“We’re delighted to celebrate Robin Toner’s legacy as a political journalist with this prize bearing her name,” says Lorraine Branham, dean of the Newhouse School. “Robin remains a role model and inspiration for young journalists. Her work enriched democracy and set high standards for political reporting.”
Peter Gosselin, who married Toner while both were journalists covering national stories, describes the Toner Prize as an award that his late wife would especially value. “Robin always believed political reporters are the workhorses of American journalism. They carry much of the burden for our daily report, but get little recognition and even fewer awards,” says Gosselin. “The Toner Prize is out to change all that. Someday soon, this will be the Pulitzer for political reporters, a sign that you’re at the top of your game, running with the best of the best.”
The Toner Prize is part of a larger program in political reporting launched by SU’s Newhouse School and Maxwell School of Citizenship and Public Affairs. Toner’s family, friends and classmates created the Robin Toner Endowed Fund to raise a $1 million endowment to support the program.
Noted for her relentless approach, meticulous work and elegant delivery, Toner (left) spent nearly 25 years at the Times. She reported on almost every domestic issue and played a significant role in the coverage of five presidential elections, scores of Congressional and gubernatorial races and most of the country’s major political and policy issues.
Toner began her journalism career in West Virginia with the Charleston Daily Mail and also reported for the Atlanta Journal-Constitution. She was married to Gosselin and was mother to twins Nora and Jacob. Toner passed away in December 2008. At the time of her death, the late Sen. Edward M. Kennedy described her as “a reporter’s reporter who deeply cared about the people and the issues she covered.”
The Toner Prize will be awarded to the best national or local political reporting on any platform—print, broadcast or online. Entries must be fact-based reporting, not commentary or investigative reporting. Single articles, series or a body of work are eligible. The work must have been published, posted or broadcast between Jan. 2 and Dec. 31, 2010.
Entries will be judged on how well they reflect the high standards and depth of reporting that marked Toner’s work. In particular, the judges will look for how well the entries illuminate the electoral process, or reveal the politics of policy and engage the public in democracy. The deadline for submissions is Saturday, Jan. 15, 2011. Entries must be submitted online at http://tonerprogram.syr.edu.
The Toner Prize will be presented at the Toner Lecture at SU on Monday, March 28. The lecture will be delivered by award-winning journalist Marilyn Werber Serafini, the first Robin Toner Distinguished Fellow at the Kaiser Family Foundation and special correspondent for Kaiser Health News. Serafini has covered Congress since 1985, including the debates on health care policy since the Clinton Administration. She has reported for the National Journal and CongressDaily.
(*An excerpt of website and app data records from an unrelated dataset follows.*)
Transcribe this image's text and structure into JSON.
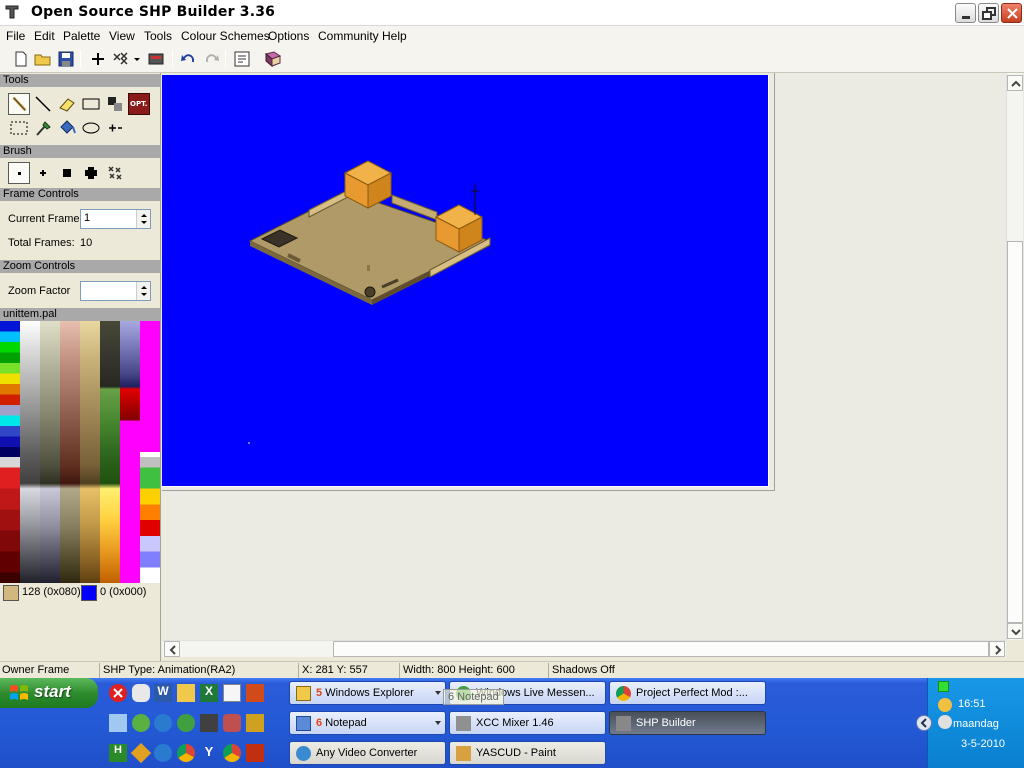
{
  "window": {
    "title": "Open Source SHP Builder 3.36",
    "icon": "shp-builder-app-icon",
    "buttons": [
      "minimize",
      "maximize",
      "close"
    ]
  },
  "menu": [
    "File",
    "Edit",
    "Palette",
    "View",
    "Tools",
    "Colour Schemes",
    "Options",
    "Community",
    "Help"
  ],
  "toolbar": {
    "icons": [
      "new-file-icon",
      "open-folder-icon",
      "save-icon",
      "crosshair-icon",
      "pattern-icon",
      "frame-icon",
      "undo-icon",
      "redo-icon",
      "properties-icon",
      "book-icon"
    ]
  },
  "panels": {
    "tools": {
      "heading": "Tools",
      "items": [
        "pencil-tool",
        "line-tool",
        "eraser-tool",
        "rectangle-tool",
        "darken-lighten-tool",
        "options-tool",
        "select-rect-tool",
        "dropper-tool",
        "fill-tool",
        "ellipse-tool",
        "crosshair-tool"
      ],
      "options_label": "OPT."
    },
    "brush": {
      "heading": "Brush",
      "items": [
        "brush-1",
        "brush-2",
        "brush-3",
        "brush-4",
        "brush-pattern"
      ]
    },
    "frame_controls": {
      "heading": "Frame Controls",
      "current_frame_label": "Current Frame",
      "current_frame_value": "1",
      "total_frames_label": "Total Frames:",
      "total_frames_value": "10"
    },
    "zoom_controls": {
      "heading": "Zoom Controls",
      "zoom_factor_label": "Zoom Factor",
      "zoom_factor_value": ""
    },
    "palette": {
      "name": "unittem.pal",
      "primary_label": "128 (0x080)",
      "primary_color": "#d2b87f",
      "secondary_label": "0 (0x000)",
      "secondary_color": "#0000ff"
    }
  },
  "canvas": {
    "background": "#0000ff"
  },
  "status": {
    "owner_frame": "Owner Frame",
    "shp_type": "SHP Type: Animation(RA2)",
    "coords": "X: 281 Y: 557",
    "size": "Width: 800 Height: 600",
    "shadows": "Shadows Off"
  },
  "taskbar": {
    "start_label": "start",
    "quicklaunch_icons": [
      "close-red-icon",
      "mouse-icon",
      "word-icon",
      "explorer-folder-icon",
      "excel-icon",
      "notepad-icon",
      "powerpoint-icon",
      "network-icon",
      "recycle-icon",
      "media-player-icon",
      "messenger-icon",
      "calculator-icon",
      "paint-icon",
      "ms-office-icon",
      "game-icon",
      "media-icon",
      "chrome-icon",
      "yascud-icon",
      "chrome-alt-icon",
      "fae-icon"
    ],
    "buttons": [
      {
        "count": "5",
        "label": "Windows Explorer",
        "icon": "folder-icon",
        "dropdown": true,
        "state": "normal"
      },
      {
        "count": "",
        "label": "Windows Live Messen...",
        "icon": "messenger-icon",
        "dropdown": false,
        "state": "normal"
      },
      {
        "count": "",
        "label": "Project Perfect Mod :...",
        "icon": "chrome-icon",
        "dropdown": false,
        "state": "normal"
      },
      {
        "count": "6",
        "label": "Notepad",
        "icon": "notepad-icon",
        "dropdown": true,
        "state": "normal"
      },
      {
        "count": "",
        "label": "XCC Mixer 1.46",
        "icon": "xcc-icon",
        "dropdown": false,
        "state": "normal"
      },
      {
        "count": "",
        "label": "SHP Builder",
        "icon": "shp-builder-icon",
        "dropdown": false,
        "state": "active"
      },
      {
        "count": "",
        "label": "Any Video Converter",
        "icon": "video-converter-icon",
        "dropdown": false,
        "state": "dark"
      },
      {
        "count": "",
        "label": "YASCUD - Paint",
        "icon": "paint-icon",
        "dropdown": false,
        "state": "dark"
      }
    ],
    "tooltip": "6 Notepad"
  },
  "tray": {
    "time": "16:51",
    "day": "maandag",
    "date": "3-5-2010"
  }
}
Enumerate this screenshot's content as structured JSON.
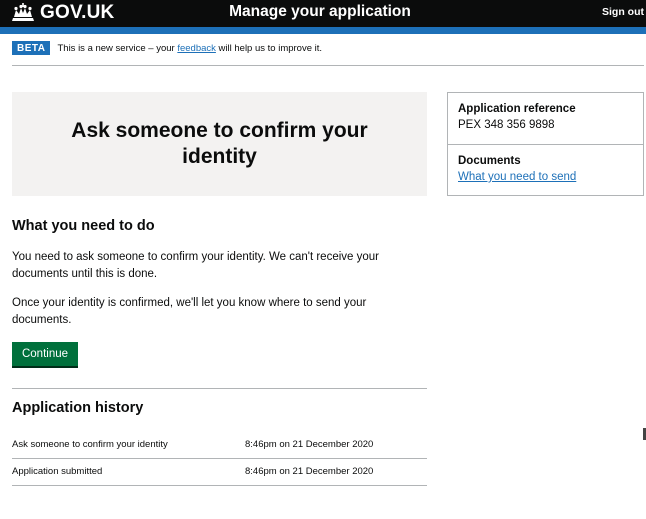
{
  "header": {
    "logo_text": "GOV.UK",
    "service_name": "Manage your application",
    "sign_out": "Sign out"
  },
  "phase_banner": {
    "tag": "BETA",
    "text_before": "This is a new service – your ",
    "link": "feedback",
    "text_after": " will help us to improve it."
  },
  "panel": {
    "title": "Ask someone to confirm your identity"
  },
  "sidebar": {
    "reference_label": "Application reference",
    "reference_value": "PEX 348 356 9898",
    "documents_label": "Documents",
    "documents_link": "What you need to send"
  },
  "todo": {
    "heading": "What you need to do",
    "para1": "You need to ask someone to confirm your identity. We can't receive your documents until this is done.",
    "para2": "Once your identity is confirmed, we'll let you know where to send your documents.",
    "continue_label": "Continue"
  },
  "history": {
    "heading": "Application history",
    "rows": [
      {
        "event": "Ask someone to confirm your identity",
        "time": "8:46pm on 21 December 2020"
      },
      {
        "event": "Application submitted",
        "time": "8:46pm on 21 December 2020"
      }
    ]
  },
  "colors": {
    "header_bg": "#0b0c0c",
    "brand_blue": "#1d70b8",
    "button_green": "#00703c",
    "panel_grey": "#f3f2f1"
  }
}
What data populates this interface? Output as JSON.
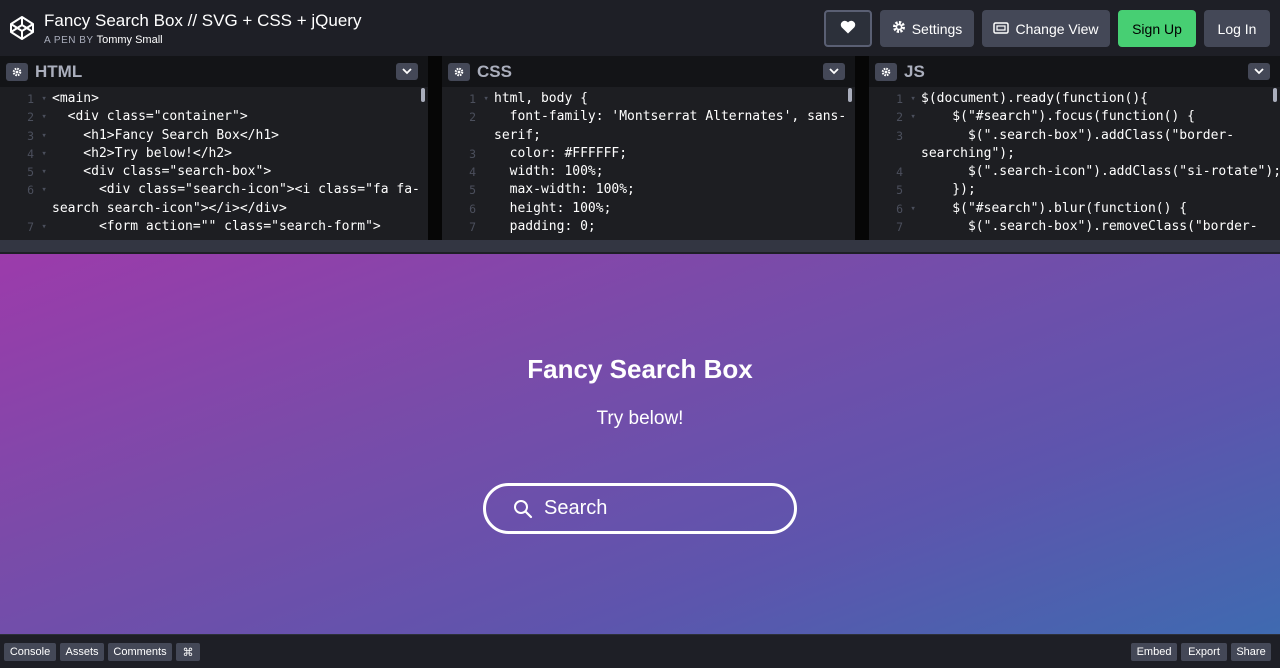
{
  "header": {
    "title": "Fancy Search Box // SVG + CSS + jQuery",
    "by_prefix": "A PEN BY",
    "author": "Tommy Small",
    "buttons": {
      "settings": "Settings",
      "change_view": "Change View",
      "sign_up": "Sign Up",
      "log_in": "Log In"
    }
  },
  "editors": {
    "html": {
      "name": "HTML",
      "lines": [
        {
          "n": "1",
          "fold": "▾",
          "text": "<main>"
        },
        {
          "n": "2",
          "fold": "▾",
          "text": "  <div class=\"container\">"
        },
        {
          "n": "3",
          "fold": "▾",
          "text": "    <h1>Fancy Search Box</h1>"
        },
        {
          "n": "4",
          "fold": "▾",
          "text": "    <h2>Try below!</h2>"
        },
        {
          "n": "5",
          "fold": "▾",
          "text": "    <div class=\"search-box\">"
        },
        {
          "n": "6",
          "fold": "▾",
          "text": "      <div class=\"search-icon\"><i class=\"fa fa-"
        },
        {
          "n": "",
          "fold": "",
          "text": "search search-icon\"></i></div>"
        },
        {
          "n": "7",
          "fold": "▾",
          "text": "      <form action=\"\" class=\"search-form\">"
        }
      ]
    },
    "css": {
      "name": "CSS",
      "lines": [
        {
          "n": "1",
          "fold": "▾",
          "text": "html, body {"
        },
        {
          "n": "2",
          "fold": "",
          "text": "  font-family: 'Montserrat Alternates', sans-"
        },
        {
          "n": "",
          "fold": "",
          "text": "serif;"
        },
        {
          "n": "3",
          "fold": "",
          "text": "  color: #FFFFFF;"
        },
        {
          "n": "4",
          "fold": "",
          "text": "  width: 100%;"
        },
        {
          "n": "5",
          "fold": "",
          "text": "  max-width: 100%;"
        },
        {
          "n": "6",
          "fold": "",
          "text": "  height: 100%;"
        },
        {
          "n": "7",
          "fold": "",
          "text": "  padding: 0;"
        }
      ]
    },
    "js": {
      "name": "JS",
      "lines": [
        {
          "n": "1",
          "fold": "▾",
          "text": "$(document).ready(function(){"
        },
        {
          "n": "2",
          "fold": "▾",
          "text": "    $(\"#search\").focus(function() {"
        },
        {
          "n": "3",
          "fold": "",
          "text": "      $(\".search-box\").addClass(\"border-"
        },
        {
          "n": "",
          "fold": "",
          "text": "searching\");"
        },
        {
          "n": "4",
          "fold": "",
          "text": "      $(\".search-icon\").addClass(\"si-rotate\");"
        },
        {
          "n": "5",
          "fold": "",
          "text": "    });"
        },
        {
          "n": "6",
          "fold": "▾",
          "text": "    $(\"#search\").blur(function() {"
        },
        {
          "n": "7",
          "fold": "",
          "text": "      $(\".search-box\").removeClass(\"border-"
        }
      ]
    }
  },
  "preview": {
    "title": "Fancy Search Box",
    "subtitle": "Try below!",
    "search_placeholder": "Search"
  },
  "footer": {
    "left": [
      "Console",
      "Assets",
      "Comments",
      "⌘"
    ],
    "right": [
      "Embed",
      "Export",
      "Share"
    ]
  }
}
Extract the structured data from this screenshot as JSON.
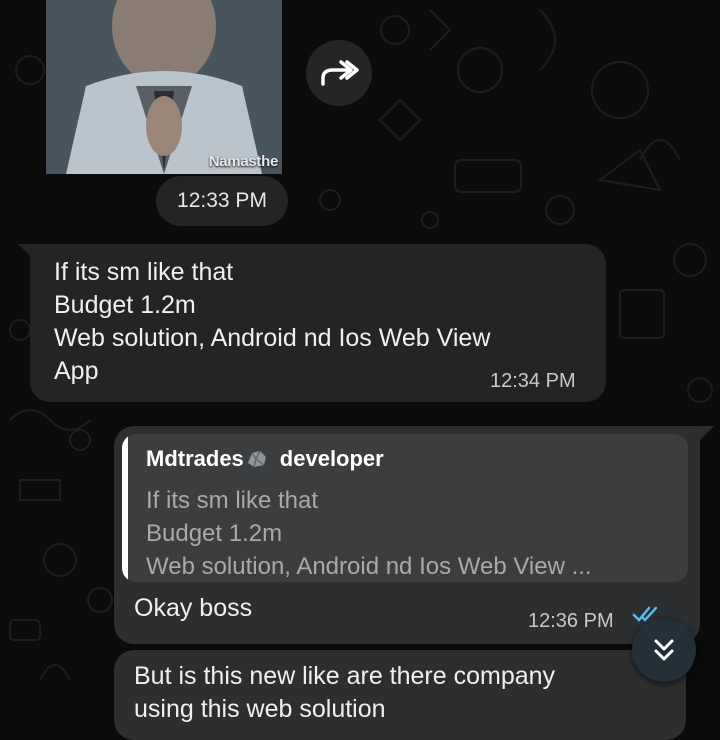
{
  "image_message": {
    "caption": "Namasthe",
    "time": "12:33 PM"
  },
  "icons": {
    "forward": "forward-icon",
    "scroll_down": "double-chevron-down-icon",
    "read_receipt": "double-check-icon"
  },
  "incoming_message": {
    "text": "If its sm like that\nBudget 1.2m\nWeb solution, Android nd Ios Web View\nApp",
    "time": "12:34 PM"
  },
  "outgoing_message": {
    "quote_author": "Mdtrades",
    "quote_author_role": "developer",
    "quote_text": "If its sm like that\nBudget 1.2m\nWeb solution, Android nd Ios Web View ...",
    "text": "Okay boss",
    "time": "12:36 PM"
  },
  "outgoing_message_2": {
    "text": "But is this new like are there company using this web solution"
  },
  "colors": {
    "background": "#0b0b0b",
    "bubble_incoming": "#222425",
    "bubble_outgoing": "#2c2e30",
    "quote_bg": "#3b3d3f",
    "tick_blue": "#53bdeb",
    "scroll_button": "#233037"
  }
}
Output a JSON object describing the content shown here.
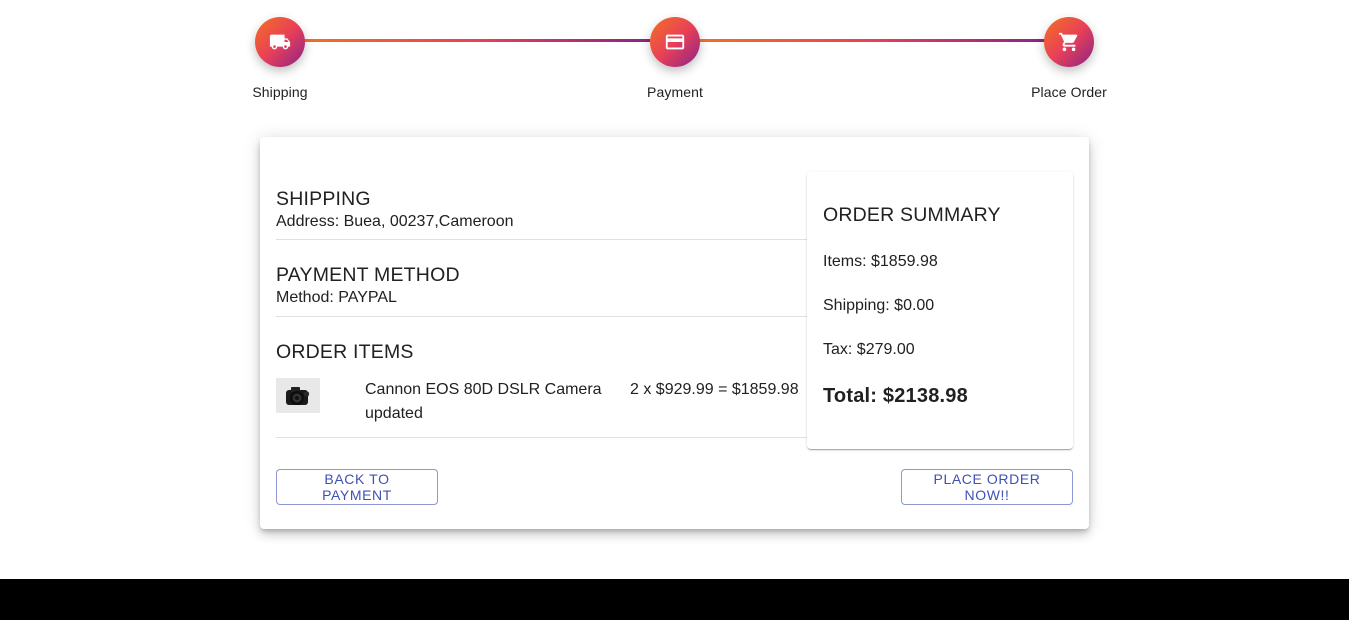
{
  "stepper": {
    "steps": [
      {
        "label": "Shipping",
        "icon": "truck-icon"
      },
      {
        "label": "Payment",
        "icon": "credit-card-icon"
      },
      {
        "label": "Place Order",
        "icon": "cart-icon"
      }
    ],
    "gradient_colors": [
      "#f27121",
      "#e94057",
      "#8a2387"
    ]
  },
  "shipping": {
    "title": "SHIPPING",
    "address": "Address: Buea, 00237,Cameroon"
  },
  "payment": {
    "title": "PAYMENT METHOD",
    "method": "Method: PAYPAL"
  },
  "order_items": {
    "title": "ORDER ITEMS",
    "items": [
      {
        "name": "Cannon EOS 80D DSLR Camera updated",
        "price_line": "2 x $929.99 = $1859.98",
        "thumbnail": "camera-thumbnail"
      }
    ]
  },
  "summary": {
    "title": "ORDER SUMMARY",
    "items": "Items: $1859.98",
    "shipping": "Shipping: $0.00",
    "tax": "Tax: $279.00",
    "total": "Total: $2138.98"
  },
  "actions": {
    "back_label": "BACK TO PAYMENT",
    "place_label": "PLACE ORDER NOW!!",
    "accent_color": "#3f51b5"
  }
}
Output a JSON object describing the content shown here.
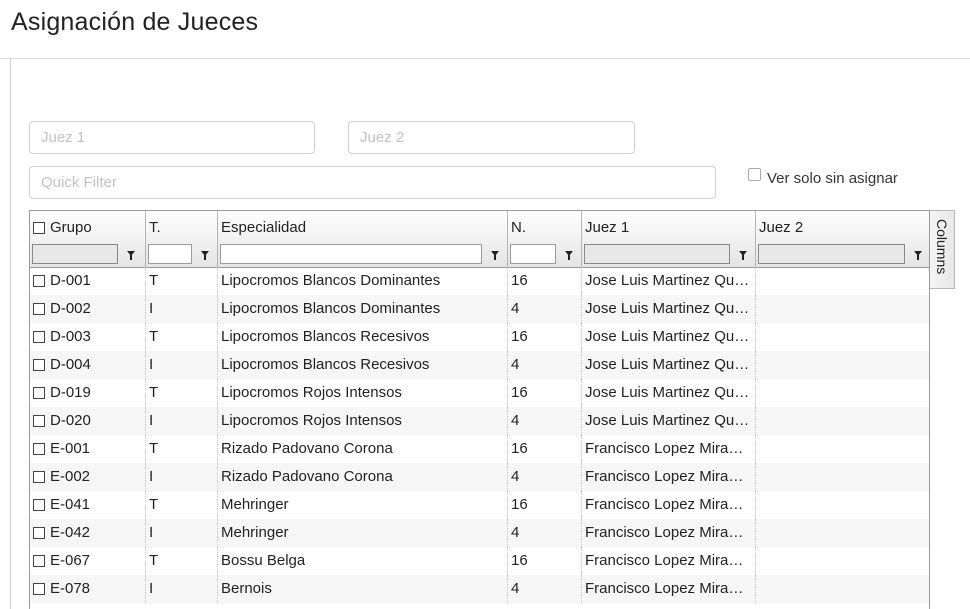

Her most recent award, from the Association of Health Care Journalists, was given for her articles examining health care proposals from the 2008 presidential candidates and for analyzing the trend toward specialty hospitals owned by physicians.
For more information on the Toner Prize, contact Charlotte Grimes, Knight Chair in Political Reporting at Syracuse University, at (315) 443-2366 or email@example.com.